“Water is life” is a key slogan for anti-extractivist movements, particularly in the Americas. In a project that examines a dam conflict in the remote Aysén region of Chilean Patagonia, Professor Carlota McAllister explores how gauchos living in river valleys threatened with damming draw on this substance and the histories of its use on this “last frontier” to build collective responses to the dam proposal. The project uses archival and ethnographic methods to trace the emergence of vernaculars of private property in Aysén to show where and how they diverge from the practices for legitimating dispossession that have been deployed by HidroAysen, a proposed project for building five hydroelectric megadams on two of Aysén’s powerful wild rivers, as well as by private conservationists seeking to “rewild” the legendary Patagonian wilderness. By showing how Ayseninos were formed as agents of property, but not of the forms of power it is assumed to entail, McAllister examines the challenges to the global expansion of extractive capitalism that may also emerge from fractures within its own logics. The project seeks to open intellectual space for imagining a broader range of both cultural and ecological alternatives to capitalism and of the political alliances that can bring them about.
In a recent paper titled “No One Can Hold it Back: The Theopolitics of Water and Life in Chilean Patagonia Without Dams” McAllister explored environmental politics and the role of the Catholic Church in the conflict over HidroAysén and argued that the church’s sacramental infrastructures allowed a flooding phenomenon on one of the rivers threatened with damming to be heard as a prophetic call to action. The uprising that followed produced a rare victory for dam opponents, suggesting that a theopolitics of life has powers that exceed vitalism. The paper appeared a special issue of Social Analysis on “Theopolitics in/of the Americas” that she guest edited (with Valentina Napolitano), outlining a critique of the political theology of Carl Schmitt and Giorgio Agamben, and proposing instead an anthropological concept of ‘theopolitics’ that emerges from ethnographic engagements with the oldest site of European colonialism—the Latin Americas.
McAllister is Associate Professor in the Faculty of Environmental and Urban Change and the former director of the Centre for Research on Latin America and the Caribbean (CERLAC). A political and historical anthropologist, she studies the formation of political and moral agency in situations of conflict or crisis, using theoretical tools drawn from the anthropology of religion, actor-network theory, feminist anthropology, and political ecology.
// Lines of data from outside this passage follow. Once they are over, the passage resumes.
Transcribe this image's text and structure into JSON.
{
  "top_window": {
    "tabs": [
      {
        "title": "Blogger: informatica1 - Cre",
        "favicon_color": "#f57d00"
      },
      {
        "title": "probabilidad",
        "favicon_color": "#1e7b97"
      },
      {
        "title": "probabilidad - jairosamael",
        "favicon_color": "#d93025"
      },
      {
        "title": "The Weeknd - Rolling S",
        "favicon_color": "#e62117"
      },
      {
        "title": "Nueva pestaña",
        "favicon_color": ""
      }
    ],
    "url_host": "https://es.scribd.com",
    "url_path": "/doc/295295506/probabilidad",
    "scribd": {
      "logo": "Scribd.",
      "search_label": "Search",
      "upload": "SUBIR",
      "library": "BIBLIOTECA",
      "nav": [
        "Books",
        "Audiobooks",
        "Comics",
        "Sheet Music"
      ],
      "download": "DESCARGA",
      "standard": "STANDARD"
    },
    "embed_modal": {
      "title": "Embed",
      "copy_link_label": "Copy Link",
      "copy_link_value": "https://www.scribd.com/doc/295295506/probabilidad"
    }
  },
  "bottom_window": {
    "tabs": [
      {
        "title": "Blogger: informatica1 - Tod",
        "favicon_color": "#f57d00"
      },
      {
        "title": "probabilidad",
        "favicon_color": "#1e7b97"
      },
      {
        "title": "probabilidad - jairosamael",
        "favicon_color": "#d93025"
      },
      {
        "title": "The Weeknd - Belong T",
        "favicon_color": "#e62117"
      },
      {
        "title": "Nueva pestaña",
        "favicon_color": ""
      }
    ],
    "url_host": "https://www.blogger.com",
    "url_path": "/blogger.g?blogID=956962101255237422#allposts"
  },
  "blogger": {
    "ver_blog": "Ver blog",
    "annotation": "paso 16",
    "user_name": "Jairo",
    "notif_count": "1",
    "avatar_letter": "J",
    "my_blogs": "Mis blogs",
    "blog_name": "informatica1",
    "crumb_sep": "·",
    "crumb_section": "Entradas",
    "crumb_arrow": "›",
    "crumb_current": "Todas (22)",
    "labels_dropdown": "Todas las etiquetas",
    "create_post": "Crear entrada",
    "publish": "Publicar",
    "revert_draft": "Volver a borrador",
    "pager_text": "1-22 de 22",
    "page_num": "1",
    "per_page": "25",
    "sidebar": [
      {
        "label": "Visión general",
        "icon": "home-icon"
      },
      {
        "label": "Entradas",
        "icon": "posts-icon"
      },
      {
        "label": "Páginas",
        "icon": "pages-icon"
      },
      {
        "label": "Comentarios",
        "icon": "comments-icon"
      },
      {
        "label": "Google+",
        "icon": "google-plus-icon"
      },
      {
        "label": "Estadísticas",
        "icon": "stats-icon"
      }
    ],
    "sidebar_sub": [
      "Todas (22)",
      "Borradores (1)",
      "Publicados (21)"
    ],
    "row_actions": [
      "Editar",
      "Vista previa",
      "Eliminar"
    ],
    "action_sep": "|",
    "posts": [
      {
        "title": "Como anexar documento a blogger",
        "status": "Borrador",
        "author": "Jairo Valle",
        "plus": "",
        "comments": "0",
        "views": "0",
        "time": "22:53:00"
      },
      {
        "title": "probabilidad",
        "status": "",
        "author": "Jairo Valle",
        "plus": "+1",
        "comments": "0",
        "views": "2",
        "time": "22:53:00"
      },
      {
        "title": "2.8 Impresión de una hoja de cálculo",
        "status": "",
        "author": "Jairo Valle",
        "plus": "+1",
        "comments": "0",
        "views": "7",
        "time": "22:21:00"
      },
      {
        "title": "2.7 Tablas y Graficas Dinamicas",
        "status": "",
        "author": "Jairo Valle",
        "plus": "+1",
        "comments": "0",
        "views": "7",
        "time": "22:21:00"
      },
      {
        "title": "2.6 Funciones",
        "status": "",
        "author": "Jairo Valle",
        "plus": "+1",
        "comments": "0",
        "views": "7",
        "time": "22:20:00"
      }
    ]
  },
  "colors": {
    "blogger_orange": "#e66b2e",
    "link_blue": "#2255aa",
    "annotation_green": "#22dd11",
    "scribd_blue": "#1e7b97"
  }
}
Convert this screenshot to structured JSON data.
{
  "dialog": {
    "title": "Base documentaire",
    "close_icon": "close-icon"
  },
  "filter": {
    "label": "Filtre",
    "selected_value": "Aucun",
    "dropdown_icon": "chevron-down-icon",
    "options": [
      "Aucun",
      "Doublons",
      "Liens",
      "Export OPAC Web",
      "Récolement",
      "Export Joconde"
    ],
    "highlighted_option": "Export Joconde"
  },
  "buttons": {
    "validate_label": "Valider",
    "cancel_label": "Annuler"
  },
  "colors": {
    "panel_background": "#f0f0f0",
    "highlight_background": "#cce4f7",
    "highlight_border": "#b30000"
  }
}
While working in Latin America with agrarian communities in Guatemala and Chile, her interests has developed in the study of collectives, particularly those formed around contemporary art, chronic illness, and mystical and popular Catholic tradition.
She has co-edited (with Diane Nelson) War by Other Means: Aftermath in Postgenocide Guatemala, a collection of papers that addresses the legacy of 36 years of massive Guatemalan state violence in an aftermath characterized by both neoliberal restructuring and attempts at transitional justice. Her monograph The Good Road: Warring Histories in Postrevolutionary Guatemala is forthcoming with Duke University Press. The book shows how revolutionary consciousness-raising, Catholic traditions of moral thought, and Indigenous experiences and concepts of community under colonialism converged to produce a Mayan revolutionary consciousness; how the Guatemalan state’s genocidal response to Mayan mobilization for revolution forced them apart again; and how the history of this lost future shapes contemporary Mayan political projects in Guatemala.
McAllister holds her BA from the University of Toronto, her MA from the University of Arizona, and her PhD from John Hopkins University. In 2016-17 she was a Faculty Fellow at the Charles Warren Center for American History at Harvard University.